3. Reduce High Balances
Lenders look at your credit utilization—a term used to describe the difference between how much money you have available to borrow compared to how much you have already borrowed.
For instance, if your credit card company gives you a maximum borrowing limit of $10,000 and you’ve bought $8,000 worth of goods and services then your credit utilization is 80%.
To improve your credit score quickly, reduce your credit utilization ratio. Do this by paying down loans with the highest balances.
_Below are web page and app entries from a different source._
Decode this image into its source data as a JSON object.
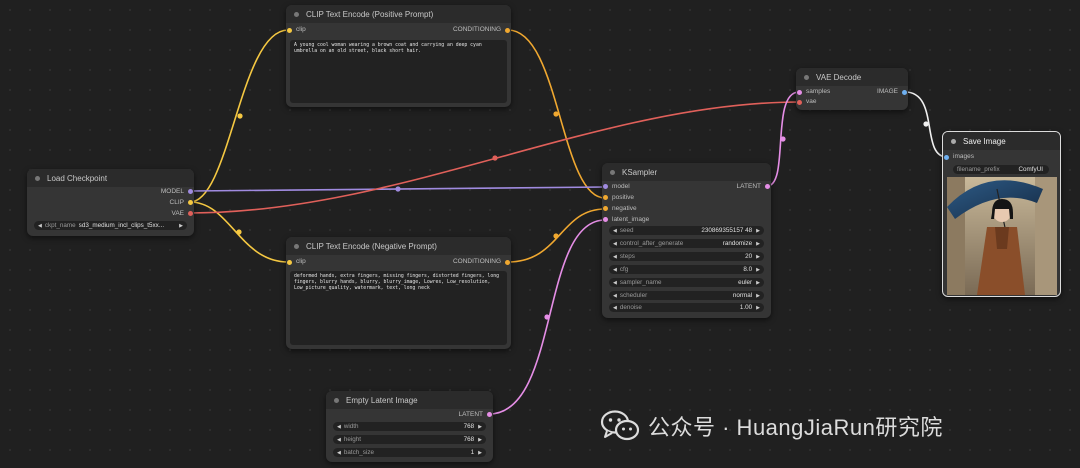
{
  "colors": {
    "clip": "#f5c842",
    "conditioning": "#f0a830",
    "model": "#a08be0",
    "vae": "#e0605a",
    "latent": "#e58ee6",
    "image": "#6fb0f0"
  },
  "nodes": {
    "load_checkpoint": {
      "title": "Load Checkpoint",
      "outputs": [
        "MODEL",
        "CLIP",
        "VAE"
      ],
      "widget": {
        "label": "ckpt_name",
        "value": "sd3_medium_incl_clips_t5xx..."
      }
    },
    "clip_pos": {
      "title": "CLIP Text Encode (Positive Prompt)",
      "input": "clip",
      "output": "CONDITIONING",
      "text": "A young cool woman wearing a brown coat and carrying an deep cyan umbrella on an old street, black short hair."
    },
    "clip_neg": {
      "title": "CLIP Text Encode (Negative Prompt)",
      "input": "clip",
      "output": "CONDITIONING",
      "text": "deformed hands, extra fingers, missing fingers, distorted fingers, long fingers, blurry hands, blurry, blurry_image, Lowres, Low_resolution, Low_picture_quality, watermark, text, long neck"
    },
    "ksampler": {
      "title": "KSampler",
      "inputs": [
        "model",
        "positive",
        "negative",
        "latent_image"
      ],
      "output": "LATENT",
      "widgets": [
        {
          "label": "seed",
          "value": "230869355157 48"
        },
        {
          "label": "control_after_generate",
          "value": "randomize"
        },
        {
          "label": "steps",
          "value": "20"
        },
        {
          "label": "cfg",
          "value": "8.0"
        },
        {
          "label": "sampler_name",
          "value": "euler"
        },
        {
          "label": "scheduler",
          "value": "normal"
        },
        {
          "label": "denoise",
          "value": "1.00"
        }
      ]
    },
    "vae_decode": {
      "title": "VAE Decode",
      "inputs": [
        "samples",
        "vae"
      ],
      "output": "IMAGE"
    },
    "save_image": {
      "title": "Save Image",
      "input": "images",
      "widget": {
        "label": "filename_prefix",
        "value": "ComfyUI"
      }
    },
    "empty_latent": {
      "title": "Empty Latent Image",
      "output": "LATENT",
      "widgets": [
        {
          "label": "width",
          "value": "768"
        },
        {
          "label": "height",
          "value": "768"
        },
        {
          "label": "batch_size",
          "value": "1"
        }
      ]
    }
  },
  "watermark": {
    "text": "公众号 · HuangJiaRun研究院"
  }
}
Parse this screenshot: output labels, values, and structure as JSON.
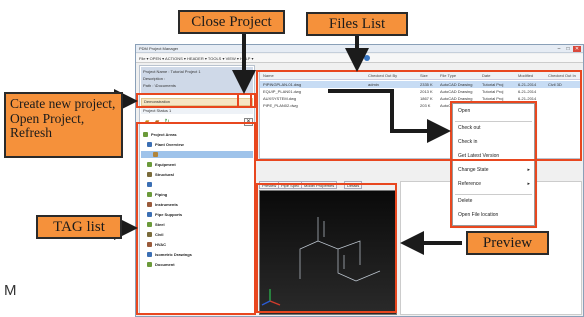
{
  "window": {
    "title": "PDM Project Manager",
    "address": "File ▾  OPEN ▾  ACTIONS ▾  HEADER ▾  TOOLS ▾  VIEW ▾  HELP ▾"
  },
  "project_panel": {
    "info_lines": [
      "Project Name : Tutorial Project 1",
      "Description :",
      "Path : \\Documents"
    ],
    "description_label": "Demonstration",
    "status_label": "Project Status 1",
    "toolbar_icons": [
      "open-folder-icon",
      "close-folder-icon",
      "refresh-icon"
    ],
    "close_glyph": "✕"
  },
  "tree": {
    "items": [
      {
        "label": "Project Areas",
        "color": "#6b9a3a"
      },
      {
        "label": "Plant Overview",
        "color": "#3b6fb4"
      },
      {
        "label": "",
        "color": "#b0843a"
      },
      {
        "label": "Equipment",
        "color": "#6b9a3a"
      },
      {
        "label": "Structural",
        "color": "#7a6b3a"
      },
      {
        "label": "",
        "color": "#3b6fb4"
      },
      {
        "label": "Piping",
        "color": "#6b9a3a"
      },
      {
        "label": "Instruments",
        "color": "#9a5a3a"
      },
      {
        "label": "Pipe Supports",
        "color": "#3b6fb4"
      },
      {
        "label": "Steel",
        "color": "#6b9a3a"
      },
      {
        "label": "Civil",
        "color": "#7a6b3a"
      },
      {
        "label": "HVAC",
        "color": "#9a5a3a"
      },
      {
        "label": "Isometric Drawings",
        "color": "#3b6fb4"
      },
      {
        "label": "Document",
        "color": "#6b9a3a"
      }
    ]
  },
  "files": {
    "headers": [
      "Name",
      "Checked Out By",
      "Size",
      "File Type",
      "Date",
      "Modified",
      "Checked Out In"
    ],
    "rows": [
      [
        "PIPINGPLAN-01.dwg",
        "admin",
        "2335 K",
        "AutoCAD Drawing",
        "Tutorial Proj",
        "6-21-2014",
        "Civil 3D"
      ],
      [
        "EQUIP_PLAN01.dwg",
        "",
        "2013 K",
        "AutoCAD Drawing",
        "Tutorial Proj",
        "6-21-2014",
        ""
      ],
      [
        "AUXSYSTEM.dwg",
        "",
        "1867 K",
        "AutoCAD Drawing",
        "Tutorial Proj",
        "6-21-2014",
        ""
      ],
      [
        "PIPE_PLAN02.dwg",
        "",
        "203 K",
        "AutoCAD Drawing",
        "Tutorial Proj",
        "6-21-2014",
        ""
      ]
    ]
  },
  "preview_tabs": [
    "Preview",
    "Pipe Spec",
    "Model Properties",
    "Details"
  ],
  "context_menu": {
    "items": [
      {
        "label": "Open",
        "submenu": false
      },
      {
        "label": "Check out",
        "submenu": false
      },
      {
        "label": "Check in",
        "submenu": false
      },
      {
        "label": "Get Latest Version",
        "submenu": false
      },
      {
        "label": "Change State",
        "submenu": true
      },
      {
        "label": "Reference",
        "submenu": true
      },
      {
        "label": "Delete",
        "submenu": false
      },
      {
        "label": "Open File location",
        "submenu": false
      }
    ]
  },
  "callouts": {
    "close_project": "Close Project",
    "files_list": "Files List",
    "create_new": "Create new project, Open Project, Refresh",
    "tag_list": "TAG list",
    "preview": "Preview"
  },
  "stray_text": "M",
  "colors": {
    "callout": "#f5913b",
    "highlight": "#e8471f",
    "arrow": "#1b1b1b"
  }
}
Do this 30 to 60 days before making a formal application for a mortgage, and you have a much greater chance of applying for that mortgage with a higher credit score.
4. Pay Bills Before They Are Due
Another method to improve your credit score quickly is to pay your credit card and loan bills before the statement or due date.
Lenders systematically report whether or not you paid by the due date and if you pay early they’ll also report a lower balance-owed—which helps reduce your credit utilization, which helps increase your credit score.
5. Stop Using Just One Credit Card
Most people have a few methods for borrowing money but tend to favour only one or two for paying bills. To increase your credit score, vary how and where you borrow money. Not only will multiple accounts in good standing help improve your credit score, but lenders like to see borrowers who can handle different types of credit accounts and repayments of these accounts.
6. Apply for More Loans
It may seem counter-intuitive, but if you half a year or more before you need to apply for a mortgage, consider opening a few new credit or loan accounts.
This gives you access to more loan money that you don’t need (or use); more access to funds lowers your credit utilization and this helps increase your credit score.
But you need time for the hard hits—when a lender checks your credit score—to ding your score and then climb back up.
7. Ask For a Higher Credit Limit
Another way to reduce credit utilization, and gain points on your score, is to ask your current card providers and lenders for higher credit limits on your current loans.
8. Don’t Cancel Old Credit Accounts
Because credit utilization and credit age are two important factors in calculating your credit score, it’s a good idea to avoid cancelling any credit accounts just before applying for a mortgage or loan. These old accounts help to establish a longer average credit history—another part of your credit score calculation.
If you want to cancel a credit card because of an annual fee, consider asking about the options, first. Many credit card providers offer a no-fee version of their cards; switching to this card keeps your credit account intact, but removes the cost of keeping this account.
9. Make Frequent Payments
One quick way to add a few points to your credit score is to reduce balances owing. This means paying attention to statement dates and posting payments before due dates.
By making small, frequent payments — known as micropayments — throughout the month, you can keep your credit card balances down, which goes a long way to keep your credit utilization low. If you can keep your credit utilization low, rather than letting your owed amount build up by the payment date, then your credit score will benefit right away.
10. Engage in a Rapid Rescoring
Lenders typically report payments and amounts owed on a monthly basis. However, you can discuss ‘rapid rescoring’ —a service that lenders can use to make quicker than normal updates on your credit report. Not all lenders will offer this service, but it never hurts to ask.
Although a poor credit score can have a negative impact on your life, it’s not a death sentence. And fortunately, there are many ways you can work at improving your credit score.
Remember, getting approved for a mortgage is already stressful. Knowing your credit score and what’s needed to get a mortgage helps. A better score gives you access to better terms, better rates and larger mortgage loan amounts.
Use the 10 suggestions listed above to improve your credit score and improve your chance of getting a mortgage and buying a home.